- Description of the task
If a line in the entries below includes "sections", pick it out and copy it.

- Record set
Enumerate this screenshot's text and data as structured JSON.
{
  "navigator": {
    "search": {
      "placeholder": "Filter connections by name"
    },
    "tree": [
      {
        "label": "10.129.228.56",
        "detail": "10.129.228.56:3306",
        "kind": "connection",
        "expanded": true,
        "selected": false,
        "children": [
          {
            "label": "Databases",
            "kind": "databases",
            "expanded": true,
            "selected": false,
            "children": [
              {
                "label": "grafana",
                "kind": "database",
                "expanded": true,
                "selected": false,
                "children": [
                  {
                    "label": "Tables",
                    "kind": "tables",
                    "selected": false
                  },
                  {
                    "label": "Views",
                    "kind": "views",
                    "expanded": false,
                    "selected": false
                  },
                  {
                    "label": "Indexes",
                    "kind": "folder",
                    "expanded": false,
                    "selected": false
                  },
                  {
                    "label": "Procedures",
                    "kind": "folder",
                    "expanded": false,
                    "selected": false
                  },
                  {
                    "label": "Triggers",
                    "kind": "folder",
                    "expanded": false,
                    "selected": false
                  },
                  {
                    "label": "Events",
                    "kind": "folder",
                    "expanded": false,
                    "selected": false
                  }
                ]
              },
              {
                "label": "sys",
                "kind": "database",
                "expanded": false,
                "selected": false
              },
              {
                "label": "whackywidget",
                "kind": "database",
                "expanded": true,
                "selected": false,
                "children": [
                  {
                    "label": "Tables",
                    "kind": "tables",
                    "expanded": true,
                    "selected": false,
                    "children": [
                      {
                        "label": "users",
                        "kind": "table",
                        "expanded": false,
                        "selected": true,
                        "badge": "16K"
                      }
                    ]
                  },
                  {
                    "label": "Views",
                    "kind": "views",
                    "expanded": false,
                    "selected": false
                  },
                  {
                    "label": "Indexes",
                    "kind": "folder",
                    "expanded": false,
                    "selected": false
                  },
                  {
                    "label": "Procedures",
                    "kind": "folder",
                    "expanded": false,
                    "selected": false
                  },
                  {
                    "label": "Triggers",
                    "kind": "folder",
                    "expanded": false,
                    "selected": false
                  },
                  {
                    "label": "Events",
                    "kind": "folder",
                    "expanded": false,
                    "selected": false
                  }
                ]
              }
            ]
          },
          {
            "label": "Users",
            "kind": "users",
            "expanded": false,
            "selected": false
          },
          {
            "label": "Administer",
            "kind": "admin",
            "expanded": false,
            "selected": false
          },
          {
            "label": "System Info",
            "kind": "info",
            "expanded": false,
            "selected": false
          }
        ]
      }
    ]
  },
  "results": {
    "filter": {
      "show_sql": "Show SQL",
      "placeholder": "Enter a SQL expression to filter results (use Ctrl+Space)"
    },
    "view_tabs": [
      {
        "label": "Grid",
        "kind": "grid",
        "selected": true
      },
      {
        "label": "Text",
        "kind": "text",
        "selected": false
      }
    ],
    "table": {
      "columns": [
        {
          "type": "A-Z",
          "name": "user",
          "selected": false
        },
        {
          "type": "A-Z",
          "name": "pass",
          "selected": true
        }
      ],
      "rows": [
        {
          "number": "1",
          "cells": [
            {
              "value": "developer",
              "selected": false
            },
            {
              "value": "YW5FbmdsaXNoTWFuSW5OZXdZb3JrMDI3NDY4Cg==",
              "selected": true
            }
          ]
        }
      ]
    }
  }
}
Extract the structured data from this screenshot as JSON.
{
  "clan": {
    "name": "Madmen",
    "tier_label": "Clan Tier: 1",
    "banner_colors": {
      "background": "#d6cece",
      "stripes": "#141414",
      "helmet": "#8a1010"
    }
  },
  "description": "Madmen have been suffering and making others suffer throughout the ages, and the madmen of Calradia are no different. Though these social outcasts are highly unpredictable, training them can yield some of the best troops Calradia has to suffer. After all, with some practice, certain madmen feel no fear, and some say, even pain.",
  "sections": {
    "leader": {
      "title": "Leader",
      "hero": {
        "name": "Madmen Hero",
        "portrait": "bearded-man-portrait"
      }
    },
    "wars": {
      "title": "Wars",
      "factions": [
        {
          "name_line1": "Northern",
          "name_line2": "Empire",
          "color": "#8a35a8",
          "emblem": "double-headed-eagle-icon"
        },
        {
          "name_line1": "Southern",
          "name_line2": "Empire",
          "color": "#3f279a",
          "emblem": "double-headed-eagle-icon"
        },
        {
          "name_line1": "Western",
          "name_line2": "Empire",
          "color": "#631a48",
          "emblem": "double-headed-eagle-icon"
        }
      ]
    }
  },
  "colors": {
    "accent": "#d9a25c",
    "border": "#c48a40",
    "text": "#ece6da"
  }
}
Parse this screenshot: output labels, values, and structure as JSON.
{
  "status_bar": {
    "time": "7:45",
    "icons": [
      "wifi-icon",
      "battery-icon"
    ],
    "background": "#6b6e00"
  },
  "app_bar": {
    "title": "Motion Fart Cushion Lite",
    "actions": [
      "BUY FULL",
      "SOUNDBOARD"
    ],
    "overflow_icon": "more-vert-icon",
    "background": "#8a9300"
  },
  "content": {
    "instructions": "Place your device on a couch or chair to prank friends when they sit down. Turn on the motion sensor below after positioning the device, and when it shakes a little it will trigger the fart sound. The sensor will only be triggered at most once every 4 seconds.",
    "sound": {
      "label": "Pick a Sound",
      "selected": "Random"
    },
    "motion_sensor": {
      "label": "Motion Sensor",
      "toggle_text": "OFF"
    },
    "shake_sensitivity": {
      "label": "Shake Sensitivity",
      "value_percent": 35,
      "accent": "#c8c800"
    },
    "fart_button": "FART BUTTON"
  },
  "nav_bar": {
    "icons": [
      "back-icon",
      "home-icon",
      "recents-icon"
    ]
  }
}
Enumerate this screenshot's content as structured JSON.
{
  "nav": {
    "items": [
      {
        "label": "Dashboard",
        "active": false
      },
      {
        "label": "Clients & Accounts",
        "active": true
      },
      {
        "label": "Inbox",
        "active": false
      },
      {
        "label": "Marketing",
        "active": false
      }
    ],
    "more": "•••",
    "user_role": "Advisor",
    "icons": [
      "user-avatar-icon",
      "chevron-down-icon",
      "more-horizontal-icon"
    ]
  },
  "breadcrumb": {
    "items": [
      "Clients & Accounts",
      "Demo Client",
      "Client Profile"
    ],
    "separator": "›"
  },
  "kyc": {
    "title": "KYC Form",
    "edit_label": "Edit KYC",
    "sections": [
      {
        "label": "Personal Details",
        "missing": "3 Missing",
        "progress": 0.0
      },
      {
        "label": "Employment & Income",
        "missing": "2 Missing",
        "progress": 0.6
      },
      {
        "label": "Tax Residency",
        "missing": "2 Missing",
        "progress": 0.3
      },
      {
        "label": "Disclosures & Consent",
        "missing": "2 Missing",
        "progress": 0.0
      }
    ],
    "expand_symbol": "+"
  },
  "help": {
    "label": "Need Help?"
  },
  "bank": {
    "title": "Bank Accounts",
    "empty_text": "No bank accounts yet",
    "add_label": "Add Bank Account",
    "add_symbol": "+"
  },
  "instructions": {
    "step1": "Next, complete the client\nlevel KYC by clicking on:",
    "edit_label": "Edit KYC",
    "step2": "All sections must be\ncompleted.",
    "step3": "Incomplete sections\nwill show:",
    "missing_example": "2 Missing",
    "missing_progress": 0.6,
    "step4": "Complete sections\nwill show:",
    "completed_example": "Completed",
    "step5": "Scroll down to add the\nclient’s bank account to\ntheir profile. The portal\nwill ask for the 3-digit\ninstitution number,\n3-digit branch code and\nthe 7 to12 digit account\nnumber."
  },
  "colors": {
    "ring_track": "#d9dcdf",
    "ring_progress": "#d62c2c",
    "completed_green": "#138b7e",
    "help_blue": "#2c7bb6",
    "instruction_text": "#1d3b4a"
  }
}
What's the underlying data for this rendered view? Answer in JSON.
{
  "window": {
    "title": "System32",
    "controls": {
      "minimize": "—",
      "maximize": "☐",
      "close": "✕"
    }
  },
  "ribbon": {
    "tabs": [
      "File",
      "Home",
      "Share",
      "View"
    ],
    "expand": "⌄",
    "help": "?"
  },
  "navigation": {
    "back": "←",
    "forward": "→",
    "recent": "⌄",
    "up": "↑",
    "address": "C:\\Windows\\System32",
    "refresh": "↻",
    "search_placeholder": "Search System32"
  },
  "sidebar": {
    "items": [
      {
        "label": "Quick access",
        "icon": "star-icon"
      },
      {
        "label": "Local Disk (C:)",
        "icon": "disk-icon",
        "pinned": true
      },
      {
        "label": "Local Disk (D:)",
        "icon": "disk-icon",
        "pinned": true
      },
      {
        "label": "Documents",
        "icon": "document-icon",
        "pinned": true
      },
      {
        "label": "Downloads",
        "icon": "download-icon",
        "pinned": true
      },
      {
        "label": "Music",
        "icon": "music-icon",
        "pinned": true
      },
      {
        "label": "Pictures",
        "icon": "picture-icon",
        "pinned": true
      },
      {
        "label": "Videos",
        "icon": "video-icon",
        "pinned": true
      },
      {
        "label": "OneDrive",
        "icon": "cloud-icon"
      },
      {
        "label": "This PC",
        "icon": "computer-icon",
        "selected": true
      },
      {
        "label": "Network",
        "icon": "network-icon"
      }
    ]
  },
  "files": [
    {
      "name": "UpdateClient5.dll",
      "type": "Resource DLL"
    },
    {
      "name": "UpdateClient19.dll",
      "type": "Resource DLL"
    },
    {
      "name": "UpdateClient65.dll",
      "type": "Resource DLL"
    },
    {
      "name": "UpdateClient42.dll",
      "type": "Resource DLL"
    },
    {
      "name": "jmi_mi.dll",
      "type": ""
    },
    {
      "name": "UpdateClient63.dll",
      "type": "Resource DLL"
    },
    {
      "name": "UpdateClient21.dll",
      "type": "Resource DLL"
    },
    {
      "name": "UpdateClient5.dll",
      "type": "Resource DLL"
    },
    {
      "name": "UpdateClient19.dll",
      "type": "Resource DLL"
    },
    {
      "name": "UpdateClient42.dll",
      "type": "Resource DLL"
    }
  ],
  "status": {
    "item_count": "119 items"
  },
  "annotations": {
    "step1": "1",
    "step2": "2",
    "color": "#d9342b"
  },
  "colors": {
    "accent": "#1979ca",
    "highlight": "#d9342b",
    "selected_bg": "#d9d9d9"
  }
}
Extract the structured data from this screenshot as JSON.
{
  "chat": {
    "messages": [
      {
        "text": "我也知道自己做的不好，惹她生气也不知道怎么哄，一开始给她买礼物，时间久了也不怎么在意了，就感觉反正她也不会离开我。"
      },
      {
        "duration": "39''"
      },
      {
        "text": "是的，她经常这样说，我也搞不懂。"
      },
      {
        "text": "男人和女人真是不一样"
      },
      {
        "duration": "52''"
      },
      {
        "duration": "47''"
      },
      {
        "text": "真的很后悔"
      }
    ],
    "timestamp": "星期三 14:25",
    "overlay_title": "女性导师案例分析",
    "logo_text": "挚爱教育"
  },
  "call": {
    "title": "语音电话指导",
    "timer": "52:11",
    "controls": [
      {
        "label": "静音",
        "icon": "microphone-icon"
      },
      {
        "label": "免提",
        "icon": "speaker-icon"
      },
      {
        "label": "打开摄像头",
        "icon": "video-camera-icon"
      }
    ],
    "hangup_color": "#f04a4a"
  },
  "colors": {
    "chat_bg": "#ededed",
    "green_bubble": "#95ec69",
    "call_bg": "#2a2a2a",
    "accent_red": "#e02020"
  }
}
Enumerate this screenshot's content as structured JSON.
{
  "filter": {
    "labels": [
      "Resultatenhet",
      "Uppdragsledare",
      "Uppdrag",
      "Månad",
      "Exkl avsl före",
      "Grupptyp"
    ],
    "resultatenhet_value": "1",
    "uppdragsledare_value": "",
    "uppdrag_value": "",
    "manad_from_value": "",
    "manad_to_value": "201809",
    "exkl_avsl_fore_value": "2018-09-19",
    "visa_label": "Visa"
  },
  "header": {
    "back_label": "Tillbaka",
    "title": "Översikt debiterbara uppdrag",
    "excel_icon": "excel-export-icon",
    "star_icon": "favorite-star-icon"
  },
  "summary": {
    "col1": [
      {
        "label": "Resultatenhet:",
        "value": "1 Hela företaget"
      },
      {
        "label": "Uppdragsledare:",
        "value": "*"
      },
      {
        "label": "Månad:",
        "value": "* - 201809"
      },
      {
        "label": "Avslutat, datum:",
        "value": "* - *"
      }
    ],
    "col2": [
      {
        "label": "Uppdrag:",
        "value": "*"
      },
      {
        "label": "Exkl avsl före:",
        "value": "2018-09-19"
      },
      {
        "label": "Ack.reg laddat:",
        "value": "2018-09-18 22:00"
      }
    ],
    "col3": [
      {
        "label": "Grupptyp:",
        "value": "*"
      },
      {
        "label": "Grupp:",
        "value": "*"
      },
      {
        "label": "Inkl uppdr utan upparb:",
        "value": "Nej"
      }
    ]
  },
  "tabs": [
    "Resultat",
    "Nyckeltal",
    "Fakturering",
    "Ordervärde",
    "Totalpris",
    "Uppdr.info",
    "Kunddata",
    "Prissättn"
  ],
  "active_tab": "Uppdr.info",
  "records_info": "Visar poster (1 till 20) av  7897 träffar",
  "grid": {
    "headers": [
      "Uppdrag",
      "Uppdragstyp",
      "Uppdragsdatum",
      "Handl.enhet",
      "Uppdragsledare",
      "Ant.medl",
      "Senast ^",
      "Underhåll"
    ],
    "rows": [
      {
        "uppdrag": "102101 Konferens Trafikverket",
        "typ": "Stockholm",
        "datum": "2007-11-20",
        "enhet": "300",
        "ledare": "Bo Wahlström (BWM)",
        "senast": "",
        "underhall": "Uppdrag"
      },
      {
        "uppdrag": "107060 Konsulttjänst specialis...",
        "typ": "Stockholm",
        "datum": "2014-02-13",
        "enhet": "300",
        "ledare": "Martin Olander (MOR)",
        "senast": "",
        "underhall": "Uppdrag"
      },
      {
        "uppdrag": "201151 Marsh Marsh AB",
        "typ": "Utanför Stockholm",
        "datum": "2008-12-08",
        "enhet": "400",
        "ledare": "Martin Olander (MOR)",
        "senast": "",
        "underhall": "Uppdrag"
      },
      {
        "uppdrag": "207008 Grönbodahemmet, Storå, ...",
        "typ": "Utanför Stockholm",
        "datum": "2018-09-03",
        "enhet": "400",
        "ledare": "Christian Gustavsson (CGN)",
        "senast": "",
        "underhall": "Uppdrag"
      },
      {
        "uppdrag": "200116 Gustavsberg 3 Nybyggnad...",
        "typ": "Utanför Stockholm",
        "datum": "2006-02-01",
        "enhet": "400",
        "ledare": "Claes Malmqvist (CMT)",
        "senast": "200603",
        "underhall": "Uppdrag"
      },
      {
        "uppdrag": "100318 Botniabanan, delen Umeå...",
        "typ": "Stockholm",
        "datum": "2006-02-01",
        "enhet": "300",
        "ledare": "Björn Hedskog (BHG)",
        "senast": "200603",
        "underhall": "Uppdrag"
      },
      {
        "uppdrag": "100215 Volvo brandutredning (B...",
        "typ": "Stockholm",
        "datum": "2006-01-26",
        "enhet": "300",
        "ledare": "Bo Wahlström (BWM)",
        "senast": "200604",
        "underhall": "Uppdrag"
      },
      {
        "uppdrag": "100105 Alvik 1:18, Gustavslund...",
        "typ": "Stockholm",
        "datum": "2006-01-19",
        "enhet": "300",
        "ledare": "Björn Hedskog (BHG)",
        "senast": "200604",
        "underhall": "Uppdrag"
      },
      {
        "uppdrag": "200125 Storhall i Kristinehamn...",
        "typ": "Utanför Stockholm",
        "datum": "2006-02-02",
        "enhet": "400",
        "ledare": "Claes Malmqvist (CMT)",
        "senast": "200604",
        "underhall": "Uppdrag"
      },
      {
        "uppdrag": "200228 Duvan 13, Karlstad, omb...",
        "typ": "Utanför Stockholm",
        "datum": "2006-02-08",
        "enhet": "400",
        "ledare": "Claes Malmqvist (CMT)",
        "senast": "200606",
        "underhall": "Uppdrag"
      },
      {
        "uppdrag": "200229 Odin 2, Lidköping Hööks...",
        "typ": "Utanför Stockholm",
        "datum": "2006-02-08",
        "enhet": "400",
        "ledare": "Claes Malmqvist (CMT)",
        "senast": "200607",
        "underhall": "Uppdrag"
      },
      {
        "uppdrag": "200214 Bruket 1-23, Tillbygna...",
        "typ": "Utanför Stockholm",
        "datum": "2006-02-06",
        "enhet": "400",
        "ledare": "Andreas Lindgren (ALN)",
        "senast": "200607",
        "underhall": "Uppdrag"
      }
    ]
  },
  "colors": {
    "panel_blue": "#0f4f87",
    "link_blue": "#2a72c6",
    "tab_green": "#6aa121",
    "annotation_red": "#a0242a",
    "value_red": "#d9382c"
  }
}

- Response
  "sections": {
    "sections": [
    "step2": "All sections must be\ncompleted.",
    "step3": "Incomplete sections\nwill show:",
    "step4": "Complete sections\nwill show:",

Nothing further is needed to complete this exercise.